Phil Hughes died doing what he loved: something so trivial as striking a leather ball with a wooden bat. Sport is a pointless activity; this very quality is its allure. It is also one of the most profound activities we can engage in.
Yet, it is not a matter of life and death. Until someone dies in action. And then, all our comfortable notions are shattered, our military metaphors come back to haunt us; sledging, corruption, chucking are rendered meaningless.
India promises to play positive cricket in Australia? Meaningless. Chennai Super Kings to be banned from the IPL? Meaningless. Players complaining of too much cricket? Meaningless. A back injury, a run out, a poor decision by the umpire — all meaningless.
Hughes would have turned 26 on Sunday. Sean Abbott who bowled the bouncer that hit him is only 22. They made their T20 international debuts together a month ago, against Pakistan. One can only imagine Abbott’s state of mind now.
It was a freak accident. Dr Timothy Steel, head of Neurosurgery at St. Vincent’s Hospital where Hughes was treated, said his death was a “one in a billion event”. Yet it draws attention to two elements — the technique of the batsman and the quality of protective gear.
Hughes’s technique has been described as “heterodox”. He was special, following a manual that only he could understand and profit from.

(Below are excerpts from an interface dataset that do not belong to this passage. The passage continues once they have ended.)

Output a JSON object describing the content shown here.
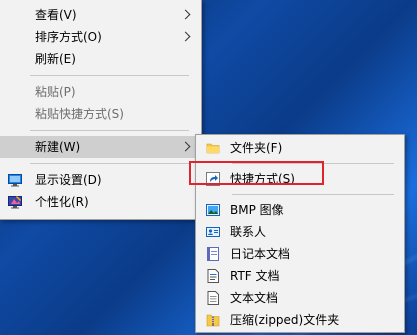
{
  "context_menu": {
    "items": [
      {
        "label": "查看(V)",
        "submenu": true
      },
      {
        "label": "排序方式(O)",
        "submenu": true
      },
      {
        "label": "刷新(E)"
      },
      {
        "label": "粘贴(P)",
        "disabled": true
      },
      {
        "label": "粘贴快捷方式(S)",
        "disabled": true
      },
      {
        "label": "新建(W)",
        "submenu": true,
        "selected": true
      },
      {
        "label": "显示设置(D)",
        "icon": "display-settings-icon"
      },
      {
        "label": "个性化(R)",
        "icon": "personalize-icon"
      }
    ]
  },
  "new_submenu": {
    "items": [
      {
        "label": "文件夹(F)",
        "icon": "folder-icon"
      },
      {
        "label": "快捷方式(S)",
        "icon": "shortcut-icon",
        "highlighted": true
      },
      {
        "label": "BMP 图像",
        "icon": "bmp-image-icon"
      },
      {
        "label": "联系人",
        "icon": "contact-icon"
      },
      {
        "label": "日记本文档",
        "icon": "journal-icon"
      },
      {
        "label": "RTF 文档",
        "icon": "rtf-document-icon"
      },
      {
        "label": "文本文档",
        "icon": "text-document-icon"
      },
      {
        "label": "压缩(zipped)文件夹",
        "icon": "zip-folder-icon"
      }
    ]
  },
  "colors": {
    "highlight_border": "#e0242f",
    "menu_background": "#f2f2f2",
    "selected_background": "#cfcfcf"
  }
}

After the batsman became the youngest player to make two centuries in a Test match, Peter Roebuck wrote, “Hughes is a tough, pesky 20-year-old lefty from the sticks who bats and lives by his own lights.”
Not for him the leaning off drive or the casual swing to leg of the elegant left-hander. He loved to slice, loved to reach for the ball.
What he lacked in technique he made up in heart and common sense. He was mature enough to overcome the handicap of being known as the “next Bradman”, and mischievous enough to bring up a Test century with two sixes.
Former player Mike Selvey has suggested that the protection afforded to the modern player has made him lax on safety. The well-protected take bigger risks. The manufacturer of the helmet that Hughes was wearing has rushed to tell us that he was not using their latest offering. But it does not matter — fixing fault is merely an exercise in understanding an event that, frankly, is beyond comprehension.
Sport is a life-affirming activity, and to die in action goes against the natural order of things. Through the psychological membrane that separates sport from real life it is acceptable when situations from the former pass into the latter. When the US President Richard Nixon asked the moon-walking astronauts, “Did you get the results of the All-Stars game?” it seemed both natural and vital.
Sport can seep into life, but when the reverse happens it is frightening. When real life breaks through and enters a sporting activity bringing with it death, it is unfair. Real life has no business entering a purely artificial situation and jerking us awake to the potential for tragedy there. Death, be not proud.
(Suresh Menon is Editor, Wisden India Almanack)